On 3 December 2012, Connaught entered liquidation. At that point, the outstanding principal invested by investors was £79 million. Since then, investors have received more than £80 million, including £58 million in redress under the settlement the FCA secured from CFM.

The FCA response
Charles Randell, Chair of the FCA, said:

‘There are a number of things we could have done better in our supervision of these two firms and both reports highlight the need for the FCA to continue to change to better protect consumers from harm.

‘We accept all the recommendations that have been made to the FCA and we are profoundly sorry for the mistakes we have made.

‘The collapse of LCF has had a devastating effect on many investors and we will do everything we can to conclude our investigations as quickly as possible and support the recovery of further funds for investors.

‘The FCA has always prioritised supervising regulated activities which affect the most vulnerable in our society, who often have very limited financial choices. We also introduced measures designed to prevent harm for those consumers who had more ability to choose. These reports not only highlight operational mistakes; they also indicate that the measures we introduced may not have been as effective as we wanted and challenge the balance that we struck at that time.

‘Over the last few years we have already made significant changes in our approach to supervising firms. We have learned considerable lessons from what happened with LCF and Connaught and we will provide public updates as we implement the recommendations.

‘Consumers must have trust in the FCA to do its job properly. We need to reinforce a culture in which people at the FCA are empowered and confident to take responsibility for bold interventions. The organisation has made progress in developing this culture in the last several years, and I’m proud of what we have achieved during the current coronavirus crisis. We know we have more to do.
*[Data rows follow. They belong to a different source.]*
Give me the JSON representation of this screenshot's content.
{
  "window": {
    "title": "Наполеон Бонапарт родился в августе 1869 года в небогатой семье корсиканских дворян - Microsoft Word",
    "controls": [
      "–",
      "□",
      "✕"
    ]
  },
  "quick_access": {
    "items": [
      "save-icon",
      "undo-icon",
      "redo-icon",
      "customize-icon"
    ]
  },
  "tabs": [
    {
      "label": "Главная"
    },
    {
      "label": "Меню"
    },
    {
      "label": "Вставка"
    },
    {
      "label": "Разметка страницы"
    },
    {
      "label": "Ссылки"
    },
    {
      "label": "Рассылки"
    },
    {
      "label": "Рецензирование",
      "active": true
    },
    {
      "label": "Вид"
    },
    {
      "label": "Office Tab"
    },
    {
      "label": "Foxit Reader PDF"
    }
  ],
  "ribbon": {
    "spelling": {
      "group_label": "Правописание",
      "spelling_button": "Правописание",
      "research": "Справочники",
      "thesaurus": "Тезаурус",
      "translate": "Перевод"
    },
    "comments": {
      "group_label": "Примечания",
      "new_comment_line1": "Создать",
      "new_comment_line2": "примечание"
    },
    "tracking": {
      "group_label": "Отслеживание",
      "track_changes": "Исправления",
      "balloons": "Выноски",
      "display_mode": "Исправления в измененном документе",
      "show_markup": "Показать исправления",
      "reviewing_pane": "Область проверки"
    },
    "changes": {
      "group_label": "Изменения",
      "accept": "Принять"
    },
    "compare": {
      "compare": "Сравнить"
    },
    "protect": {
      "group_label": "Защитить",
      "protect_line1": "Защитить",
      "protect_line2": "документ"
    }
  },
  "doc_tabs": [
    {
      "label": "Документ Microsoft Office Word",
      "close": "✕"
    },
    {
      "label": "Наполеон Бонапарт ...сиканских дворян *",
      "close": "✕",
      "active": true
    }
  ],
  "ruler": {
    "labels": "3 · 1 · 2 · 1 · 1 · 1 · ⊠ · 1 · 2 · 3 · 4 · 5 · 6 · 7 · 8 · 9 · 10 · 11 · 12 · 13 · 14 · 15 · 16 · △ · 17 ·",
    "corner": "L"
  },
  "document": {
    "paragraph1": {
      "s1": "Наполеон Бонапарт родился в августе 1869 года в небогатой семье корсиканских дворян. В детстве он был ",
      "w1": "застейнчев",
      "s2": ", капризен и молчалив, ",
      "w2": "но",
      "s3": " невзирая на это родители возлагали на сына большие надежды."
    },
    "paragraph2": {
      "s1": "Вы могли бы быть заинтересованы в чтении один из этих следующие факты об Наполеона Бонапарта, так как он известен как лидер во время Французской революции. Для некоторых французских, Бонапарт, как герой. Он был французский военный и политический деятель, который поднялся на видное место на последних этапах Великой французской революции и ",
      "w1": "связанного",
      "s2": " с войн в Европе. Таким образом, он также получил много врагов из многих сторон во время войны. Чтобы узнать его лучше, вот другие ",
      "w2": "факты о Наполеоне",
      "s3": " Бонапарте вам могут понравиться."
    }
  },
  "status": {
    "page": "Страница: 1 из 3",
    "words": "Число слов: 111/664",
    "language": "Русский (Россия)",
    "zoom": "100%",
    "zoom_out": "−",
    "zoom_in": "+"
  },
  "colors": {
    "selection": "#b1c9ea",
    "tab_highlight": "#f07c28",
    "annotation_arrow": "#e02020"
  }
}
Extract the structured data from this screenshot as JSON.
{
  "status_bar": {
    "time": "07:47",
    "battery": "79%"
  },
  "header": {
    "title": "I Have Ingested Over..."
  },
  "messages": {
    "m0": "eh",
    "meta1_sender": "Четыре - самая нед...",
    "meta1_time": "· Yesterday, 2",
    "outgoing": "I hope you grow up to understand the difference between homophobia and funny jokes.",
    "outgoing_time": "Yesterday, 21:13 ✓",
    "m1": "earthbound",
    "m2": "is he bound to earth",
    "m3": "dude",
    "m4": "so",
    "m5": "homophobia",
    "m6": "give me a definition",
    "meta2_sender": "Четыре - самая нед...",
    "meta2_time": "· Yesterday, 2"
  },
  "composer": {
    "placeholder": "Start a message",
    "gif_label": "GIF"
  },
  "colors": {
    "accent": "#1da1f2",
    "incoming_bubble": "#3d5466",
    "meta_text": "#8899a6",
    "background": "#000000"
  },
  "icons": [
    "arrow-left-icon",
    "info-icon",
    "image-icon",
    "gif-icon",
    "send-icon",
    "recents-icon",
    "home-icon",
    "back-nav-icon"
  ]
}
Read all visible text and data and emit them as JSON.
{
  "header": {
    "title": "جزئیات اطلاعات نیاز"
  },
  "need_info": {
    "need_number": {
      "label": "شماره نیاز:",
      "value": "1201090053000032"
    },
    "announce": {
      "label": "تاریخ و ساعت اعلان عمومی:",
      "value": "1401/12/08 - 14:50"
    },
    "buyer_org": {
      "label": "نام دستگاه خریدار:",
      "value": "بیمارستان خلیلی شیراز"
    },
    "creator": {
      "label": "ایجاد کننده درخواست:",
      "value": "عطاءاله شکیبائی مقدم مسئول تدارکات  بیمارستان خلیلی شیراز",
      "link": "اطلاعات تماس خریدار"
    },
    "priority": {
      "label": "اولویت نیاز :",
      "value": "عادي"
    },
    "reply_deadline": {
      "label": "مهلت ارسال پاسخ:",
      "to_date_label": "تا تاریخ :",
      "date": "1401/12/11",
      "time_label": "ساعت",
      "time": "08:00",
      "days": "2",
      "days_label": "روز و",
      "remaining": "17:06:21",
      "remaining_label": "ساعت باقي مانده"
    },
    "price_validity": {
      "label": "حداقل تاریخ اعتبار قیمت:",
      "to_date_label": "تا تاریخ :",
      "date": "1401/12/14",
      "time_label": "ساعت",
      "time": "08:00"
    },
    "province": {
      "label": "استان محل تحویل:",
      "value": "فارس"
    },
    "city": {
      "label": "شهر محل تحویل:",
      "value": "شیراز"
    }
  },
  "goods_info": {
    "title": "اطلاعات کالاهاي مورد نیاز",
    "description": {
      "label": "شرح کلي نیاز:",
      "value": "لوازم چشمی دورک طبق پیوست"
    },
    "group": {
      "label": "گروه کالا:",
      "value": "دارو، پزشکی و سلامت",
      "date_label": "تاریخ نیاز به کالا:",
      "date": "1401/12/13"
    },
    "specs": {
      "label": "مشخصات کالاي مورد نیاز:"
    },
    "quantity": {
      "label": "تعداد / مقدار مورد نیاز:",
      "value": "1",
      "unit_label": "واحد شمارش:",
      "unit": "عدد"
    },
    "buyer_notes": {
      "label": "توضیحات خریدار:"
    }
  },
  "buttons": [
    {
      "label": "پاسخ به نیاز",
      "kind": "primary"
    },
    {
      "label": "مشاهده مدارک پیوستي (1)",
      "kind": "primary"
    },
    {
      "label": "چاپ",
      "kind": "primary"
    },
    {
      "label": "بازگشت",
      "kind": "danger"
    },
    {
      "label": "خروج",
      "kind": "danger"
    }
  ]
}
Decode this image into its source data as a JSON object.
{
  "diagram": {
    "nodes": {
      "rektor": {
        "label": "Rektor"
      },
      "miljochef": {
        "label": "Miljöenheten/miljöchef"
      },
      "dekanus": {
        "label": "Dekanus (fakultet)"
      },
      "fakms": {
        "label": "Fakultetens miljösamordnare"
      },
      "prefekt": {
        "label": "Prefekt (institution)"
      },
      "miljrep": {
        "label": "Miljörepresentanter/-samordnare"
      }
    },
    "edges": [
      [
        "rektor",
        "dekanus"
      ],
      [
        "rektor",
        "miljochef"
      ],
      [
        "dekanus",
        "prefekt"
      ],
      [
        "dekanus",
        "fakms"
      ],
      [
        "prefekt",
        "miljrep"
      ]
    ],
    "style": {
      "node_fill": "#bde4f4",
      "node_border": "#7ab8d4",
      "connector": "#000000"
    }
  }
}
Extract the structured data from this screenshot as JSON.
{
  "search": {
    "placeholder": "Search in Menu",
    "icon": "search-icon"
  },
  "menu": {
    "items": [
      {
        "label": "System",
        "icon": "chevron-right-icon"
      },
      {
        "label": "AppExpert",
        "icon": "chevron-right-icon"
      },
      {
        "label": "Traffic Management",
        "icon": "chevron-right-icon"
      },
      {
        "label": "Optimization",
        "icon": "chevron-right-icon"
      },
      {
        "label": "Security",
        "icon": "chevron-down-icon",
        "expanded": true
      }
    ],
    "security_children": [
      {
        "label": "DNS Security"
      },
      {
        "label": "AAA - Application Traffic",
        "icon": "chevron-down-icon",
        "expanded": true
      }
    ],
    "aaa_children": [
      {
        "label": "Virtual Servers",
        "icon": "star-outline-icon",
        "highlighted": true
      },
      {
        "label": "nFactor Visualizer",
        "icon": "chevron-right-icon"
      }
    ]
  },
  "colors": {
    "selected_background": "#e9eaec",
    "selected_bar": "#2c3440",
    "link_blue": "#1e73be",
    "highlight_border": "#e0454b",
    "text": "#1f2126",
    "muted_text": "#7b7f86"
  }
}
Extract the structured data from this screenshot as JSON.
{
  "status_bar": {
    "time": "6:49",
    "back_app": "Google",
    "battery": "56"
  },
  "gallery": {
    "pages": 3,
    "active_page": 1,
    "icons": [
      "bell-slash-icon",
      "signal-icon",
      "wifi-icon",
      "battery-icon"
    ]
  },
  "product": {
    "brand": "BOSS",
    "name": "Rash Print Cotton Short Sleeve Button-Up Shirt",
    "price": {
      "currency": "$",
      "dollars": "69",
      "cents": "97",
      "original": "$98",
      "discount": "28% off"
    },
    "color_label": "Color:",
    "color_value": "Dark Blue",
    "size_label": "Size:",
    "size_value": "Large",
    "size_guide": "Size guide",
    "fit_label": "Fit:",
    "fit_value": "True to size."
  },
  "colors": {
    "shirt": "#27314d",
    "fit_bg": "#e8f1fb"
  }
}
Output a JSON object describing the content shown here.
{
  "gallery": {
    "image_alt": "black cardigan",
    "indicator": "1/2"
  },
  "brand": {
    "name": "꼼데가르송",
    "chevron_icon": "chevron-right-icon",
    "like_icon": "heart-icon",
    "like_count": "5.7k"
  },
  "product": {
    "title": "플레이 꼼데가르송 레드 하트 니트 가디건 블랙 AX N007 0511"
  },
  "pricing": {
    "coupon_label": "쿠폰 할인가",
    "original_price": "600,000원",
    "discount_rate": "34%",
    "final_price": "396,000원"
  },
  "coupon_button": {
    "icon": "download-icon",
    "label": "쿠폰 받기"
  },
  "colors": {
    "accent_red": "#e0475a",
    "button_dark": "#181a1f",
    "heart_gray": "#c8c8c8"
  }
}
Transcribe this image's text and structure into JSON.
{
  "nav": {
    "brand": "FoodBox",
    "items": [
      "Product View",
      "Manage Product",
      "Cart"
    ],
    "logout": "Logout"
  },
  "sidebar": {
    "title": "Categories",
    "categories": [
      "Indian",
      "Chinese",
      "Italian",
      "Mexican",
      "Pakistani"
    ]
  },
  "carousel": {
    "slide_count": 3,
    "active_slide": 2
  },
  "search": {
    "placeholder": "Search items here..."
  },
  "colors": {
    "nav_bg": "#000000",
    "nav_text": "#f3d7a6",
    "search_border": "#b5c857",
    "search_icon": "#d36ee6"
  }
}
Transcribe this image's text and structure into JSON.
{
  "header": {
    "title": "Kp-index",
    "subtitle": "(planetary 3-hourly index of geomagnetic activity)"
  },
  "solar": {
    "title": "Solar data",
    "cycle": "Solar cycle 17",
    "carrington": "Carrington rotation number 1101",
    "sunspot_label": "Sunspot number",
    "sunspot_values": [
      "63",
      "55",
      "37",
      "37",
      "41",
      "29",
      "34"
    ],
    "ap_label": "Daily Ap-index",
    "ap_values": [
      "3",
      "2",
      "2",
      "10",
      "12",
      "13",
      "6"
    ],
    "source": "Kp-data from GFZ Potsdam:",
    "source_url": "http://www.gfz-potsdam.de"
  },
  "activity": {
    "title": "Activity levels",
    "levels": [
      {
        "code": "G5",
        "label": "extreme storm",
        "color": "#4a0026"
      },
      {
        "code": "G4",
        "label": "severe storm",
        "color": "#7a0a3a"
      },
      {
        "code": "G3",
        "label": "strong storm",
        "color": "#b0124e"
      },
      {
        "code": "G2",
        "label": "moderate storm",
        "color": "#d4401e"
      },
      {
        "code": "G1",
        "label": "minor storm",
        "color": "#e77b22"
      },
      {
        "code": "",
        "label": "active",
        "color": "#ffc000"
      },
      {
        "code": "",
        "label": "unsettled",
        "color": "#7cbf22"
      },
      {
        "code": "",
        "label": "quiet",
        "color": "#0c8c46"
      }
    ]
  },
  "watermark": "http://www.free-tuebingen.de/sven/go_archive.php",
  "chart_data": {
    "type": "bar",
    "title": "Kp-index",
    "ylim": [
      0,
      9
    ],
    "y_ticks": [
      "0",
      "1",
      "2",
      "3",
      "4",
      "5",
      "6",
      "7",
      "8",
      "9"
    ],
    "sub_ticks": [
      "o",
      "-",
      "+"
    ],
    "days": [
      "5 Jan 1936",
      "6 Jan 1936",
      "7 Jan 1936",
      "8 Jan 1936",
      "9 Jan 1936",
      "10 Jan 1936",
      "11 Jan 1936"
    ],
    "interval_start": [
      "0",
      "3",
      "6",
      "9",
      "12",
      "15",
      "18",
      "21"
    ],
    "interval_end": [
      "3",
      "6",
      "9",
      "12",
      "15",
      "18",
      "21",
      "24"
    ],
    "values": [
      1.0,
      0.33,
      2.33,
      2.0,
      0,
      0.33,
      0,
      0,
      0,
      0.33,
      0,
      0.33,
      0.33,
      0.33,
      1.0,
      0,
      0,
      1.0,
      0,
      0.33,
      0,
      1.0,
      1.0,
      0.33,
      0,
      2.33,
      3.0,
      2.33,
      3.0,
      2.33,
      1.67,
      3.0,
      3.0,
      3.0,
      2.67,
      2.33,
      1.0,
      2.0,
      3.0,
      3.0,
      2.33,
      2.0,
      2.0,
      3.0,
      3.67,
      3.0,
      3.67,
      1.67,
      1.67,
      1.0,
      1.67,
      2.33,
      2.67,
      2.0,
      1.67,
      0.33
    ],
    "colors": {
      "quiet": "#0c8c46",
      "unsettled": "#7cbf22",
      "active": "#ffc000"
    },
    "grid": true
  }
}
‘The FCA Board and I have every confidence that continuing the transformation of our organisation is the right way to bolster trust in the FCA and realise our ambitions for change.’

Nikhil Rathi, Chief Executive of the FCA, said:

‘Having joined the FCA as Chief Executive in October, these reports into historic events make sobering reading.

‘My colleagues and I are committed to implementing the recommendations and lessons learned which will require significant and necessary changes to the way we regulate, our use of data and intelligence, and our culture.

‘We know that the FCA must make faster and more effective decisions, prioritise the right outcomes for consumers, markets and firms, and reform our approach to intelligence and information sharing. Our continuing action plan, specifically on our wider transformation programme and high-risk consumer investments, seeks to do this.

‘The FCA is always going to have to make difficult risk-based choices about where to allocate resources and to strike a balance between regulatory action and consumer choice and responsibility. I hope that the mistakes the FCA made in these cases do not detract from the work and dedication of my colleagues over several years.

‘We have demonstrated that when we act boldly, we deliver for consumers, markets and firms. With the continued dedication of all at the FCA and with the support and oversight of the FCA Board, I know that we can make the changes we need in the coming months and years to respond to these reports and deliver for UK consumers and markets.’